This pair here, this is what dreams are made of. Sitting before me, are the pair of Ferrari Enzo and Maserati MC12. While the Enzo has seen life outside of the Naza Italia showroom, it is perhaps unfortunate that the MC12 is possibly destined to forever stay inside a compound.
The red car, the Enzo, was named after Ferrari’s founding father, and revealed to the world in 2002 at the Paris Motor Show. In case you were wondering, the car’s official name is Ferrari Enzo Ferrari – so you see, the Ferrari LaFerrari isn’t that weird after all. Initially limited to just 359 units, Ferrari produced 50 more units, bringing the total count to 399 units. Or as Ferrari likes to put it, one unit less than customer demands. Some years later, in 2004, a 400th Enzo was built, and then presented to the Pope.
When it comes to cars like this that sit at the hypercar sphere of things, I think performance is secondary. Of course this doesn’t mean the Enzo is slow by any means; that 6.0-litre V12 behind you makes a healthy 651hp/657Nm and does the century sprint in a little over 3 seconds. No, when it comes to cars like this, the most important element it needs to have, is how it makes you feel. Not just as a driver, but also as a spectator.
Swing into the car and you know immediately the car is driver focused. Look around and you realize just how spartan things are in here. Most exciting bits are probably the large, red “Start” button and the steering wheel. If memory serves the right, the steering wheel on from the Enzo was the first to have the LED rev counter. It was also the first to have the indicator buttons, positioned on the steering wheel itself, with modern Ferraris now adopting similar features.
Designed by Pininfarina, some have called the Enzo ugly. Naturally, everyone have a different perspective of things but when I first read about the Enzo in car magazines, it was THE car I wanted in a poster, on my bedroom wall. To me, the Enzo is elegant, beautiful, even today. Or maybe I’m a sucker for cars with wings.

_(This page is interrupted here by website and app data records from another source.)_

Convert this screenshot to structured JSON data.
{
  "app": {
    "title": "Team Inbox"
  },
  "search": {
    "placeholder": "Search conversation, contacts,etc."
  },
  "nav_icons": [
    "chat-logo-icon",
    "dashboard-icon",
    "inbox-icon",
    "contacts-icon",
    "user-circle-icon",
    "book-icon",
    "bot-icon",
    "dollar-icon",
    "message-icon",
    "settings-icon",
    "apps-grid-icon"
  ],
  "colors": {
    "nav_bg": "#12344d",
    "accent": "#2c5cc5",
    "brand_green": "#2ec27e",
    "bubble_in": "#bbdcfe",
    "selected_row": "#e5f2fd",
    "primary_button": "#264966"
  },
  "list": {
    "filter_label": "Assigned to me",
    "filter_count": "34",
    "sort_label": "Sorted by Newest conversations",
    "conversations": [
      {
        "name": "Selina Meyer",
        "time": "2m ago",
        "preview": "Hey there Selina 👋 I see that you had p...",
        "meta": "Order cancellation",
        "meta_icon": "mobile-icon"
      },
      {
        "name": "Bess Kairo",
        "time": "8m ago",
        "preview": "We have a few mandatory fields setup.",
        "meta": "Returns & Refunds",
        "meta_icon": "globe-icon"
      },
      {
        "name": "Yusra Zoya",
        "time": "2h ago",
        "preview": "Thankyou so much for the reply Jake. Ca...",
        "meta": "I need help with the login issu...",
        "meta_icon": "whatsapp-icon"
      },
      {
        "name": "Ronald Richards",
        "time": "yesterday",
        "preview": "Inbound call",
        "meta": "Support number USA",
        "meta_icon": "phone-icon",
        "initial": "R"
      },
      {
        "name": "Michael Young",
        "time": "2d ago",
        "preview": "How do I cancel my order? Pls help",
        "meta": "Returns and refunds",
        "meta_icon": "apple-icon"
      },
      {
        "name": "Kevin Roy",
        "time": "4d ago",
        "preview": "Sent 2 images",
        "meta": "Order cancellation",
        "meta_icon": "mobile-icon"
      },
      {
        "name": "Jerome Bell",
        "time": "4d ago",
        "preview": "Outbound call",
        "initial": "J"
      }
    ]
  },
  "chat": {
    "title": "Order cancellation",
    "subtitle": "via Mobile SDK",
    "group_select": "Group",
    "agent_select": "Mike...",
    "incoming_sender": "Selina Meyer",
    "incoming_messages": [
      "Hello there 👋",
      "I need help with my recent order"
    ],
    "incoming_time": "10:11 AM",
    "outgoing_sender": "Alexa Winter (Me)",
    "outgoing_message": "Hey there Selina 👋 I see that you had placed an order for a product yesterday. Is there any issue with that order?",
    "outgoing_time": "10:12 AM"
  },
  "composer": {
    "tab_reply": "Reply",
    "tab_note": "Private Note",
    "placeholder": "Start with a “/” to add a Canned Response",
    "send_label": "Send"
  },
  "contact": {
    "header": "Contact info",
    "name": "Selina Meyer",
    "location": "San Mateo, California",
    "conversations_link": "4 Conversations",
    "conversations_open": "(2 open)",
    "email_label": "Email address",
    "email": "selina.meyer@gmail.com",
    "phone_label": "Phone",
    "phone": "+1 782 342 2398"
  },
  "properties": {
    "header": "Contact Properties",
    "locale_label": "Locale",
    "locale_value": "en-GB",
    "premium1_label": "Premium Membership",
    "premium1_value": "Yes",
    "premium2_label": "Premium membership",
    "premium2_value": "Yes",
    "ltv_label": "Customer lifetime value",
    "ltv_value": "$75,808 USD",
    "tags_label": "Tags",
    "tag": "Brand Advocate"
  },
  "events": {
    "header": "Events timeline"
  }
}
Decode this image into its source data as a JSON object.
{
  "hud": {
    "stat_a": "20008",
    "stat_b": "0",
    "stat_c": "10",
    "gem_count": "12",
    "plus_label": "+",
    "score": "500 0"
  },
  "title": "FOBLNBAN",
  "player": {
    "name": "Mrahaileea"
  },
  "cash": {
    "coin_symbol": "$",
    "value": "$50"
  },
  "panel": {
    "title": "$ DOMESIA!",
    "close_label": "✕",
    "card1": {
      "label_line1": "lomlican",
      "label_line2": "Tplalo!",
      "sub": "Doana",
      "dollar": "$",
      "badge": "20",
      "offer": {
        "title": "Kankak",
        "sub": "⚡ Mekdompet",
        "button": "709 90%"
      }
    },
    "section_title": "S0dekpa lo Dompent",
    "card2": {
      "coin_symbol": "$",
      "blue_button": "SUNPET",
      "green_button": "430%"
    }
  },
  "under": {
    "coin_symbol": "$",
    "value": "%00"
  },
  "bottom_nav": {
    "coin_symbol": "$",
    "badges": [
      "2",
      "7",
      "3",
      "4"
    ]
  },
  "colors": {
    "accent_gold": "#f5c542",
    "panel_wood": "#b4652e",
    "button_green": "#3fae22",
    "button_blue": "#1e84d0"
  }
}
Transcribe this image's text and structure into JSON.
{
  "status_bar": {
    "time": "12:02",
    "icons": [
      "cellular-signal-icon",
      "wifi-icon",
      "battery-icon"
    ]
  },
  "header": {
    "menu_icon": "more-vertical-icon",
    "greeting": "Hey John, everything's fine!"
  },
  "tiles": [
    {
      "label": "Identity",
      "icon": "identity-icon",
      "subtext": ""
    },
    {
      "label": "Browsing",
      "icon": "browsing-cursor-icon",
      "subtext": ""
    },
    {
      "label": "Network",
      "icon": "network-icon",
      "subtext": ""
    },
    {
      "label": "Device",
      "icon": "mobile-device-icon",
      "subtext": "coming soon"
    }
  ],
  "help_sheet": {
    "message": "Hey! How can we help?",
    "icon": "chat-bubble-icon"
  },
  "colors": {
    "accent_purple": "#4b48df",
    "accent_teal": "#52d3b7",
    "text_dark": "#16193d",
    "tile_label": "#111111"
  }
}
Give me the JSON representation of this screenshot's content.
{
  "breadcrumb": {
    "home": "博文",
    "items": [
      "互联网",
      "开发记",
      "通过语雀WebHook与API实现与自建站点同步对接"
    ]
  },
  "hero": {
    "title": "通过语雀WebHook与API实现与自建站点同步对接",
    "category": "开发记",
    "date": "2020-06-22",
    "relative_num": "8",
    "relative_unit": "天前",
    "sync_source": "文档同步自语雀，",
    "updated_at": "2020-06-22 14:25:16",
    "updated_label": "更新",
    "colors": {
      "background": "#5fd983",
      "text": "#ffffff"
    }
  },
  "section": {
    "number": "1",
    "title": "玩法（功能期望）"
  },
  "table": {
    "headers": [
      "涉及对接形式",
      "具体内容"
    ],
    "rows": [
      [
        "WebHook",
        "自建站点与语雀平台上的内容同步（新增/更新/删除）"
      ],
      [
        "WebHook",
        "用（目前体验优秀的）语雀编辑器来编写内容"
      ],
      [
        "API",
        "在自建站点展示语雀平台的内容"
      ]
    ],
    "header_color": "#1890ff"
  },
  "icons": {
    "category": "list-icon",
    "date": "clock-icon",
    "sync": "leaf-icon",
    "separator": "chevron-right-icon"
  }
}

And here we have Maserati’s entry into the hypercar sphere, simply named the MC12. Its purpose was simple – developed specifically for racing in the FIA GT Championship, the manufacturer needs to have a minimum of 25 road going cars to be homologated and produced, before the car would be allowed to compete. Maserati produced 50 road legal cars, all of which were pre-sold to existing customers. Of the 50 cars, 49 had the white/blue colour scheme and only 1 unit left the factory as a black car. If you’ve seen any other MC12 with a different colour scheme, that’s an indication the car has been repainted (or maybe wrapped!).
On the inside, we’ve read that the MC12 was designed to have a, umm, luxurious interior. You can see a lot of carbon fibre, blue leather, and Maserati’s patented “Brightex” material; strong pliant fabric that essentially looks like carbon fibre, and is used across the dashboard, seats, and door inserts. Just like the Enzo, there is a massive blue “Start” button… and no radio. There’s not much left to describe, honestly. Especially when there isn’t much to begin with!
Technically, much of the MC12 was taken directly from the Enzo, including the chassis, engine, gearbox. However, the car sits lower, wider, and taller than its Enzo sister. Front lifters are not an option, so I cannot imagine how anyone could drive this on our pot-holed roads. Although much of its tech and components are shared, the MC12 has a slower century sprint (3.8 seconds) and a lower top speed (330km/h vs 350km/h). It does have a lower drag coefficient and when paired with the correct rubbers, it doesn’t have to be slower. Out on the Top Gear test track and in the arms of the Stig, the MC12 managed a 1:18.9 timing, 0.1 seconds quicker than the Enzo on the same track.
Anyway, since I had some private time with this duo, I thought I’d share some of my pictures with you. They’re not DSLR quality as I did not have one at the time, but I hope you enjoy nevertheless.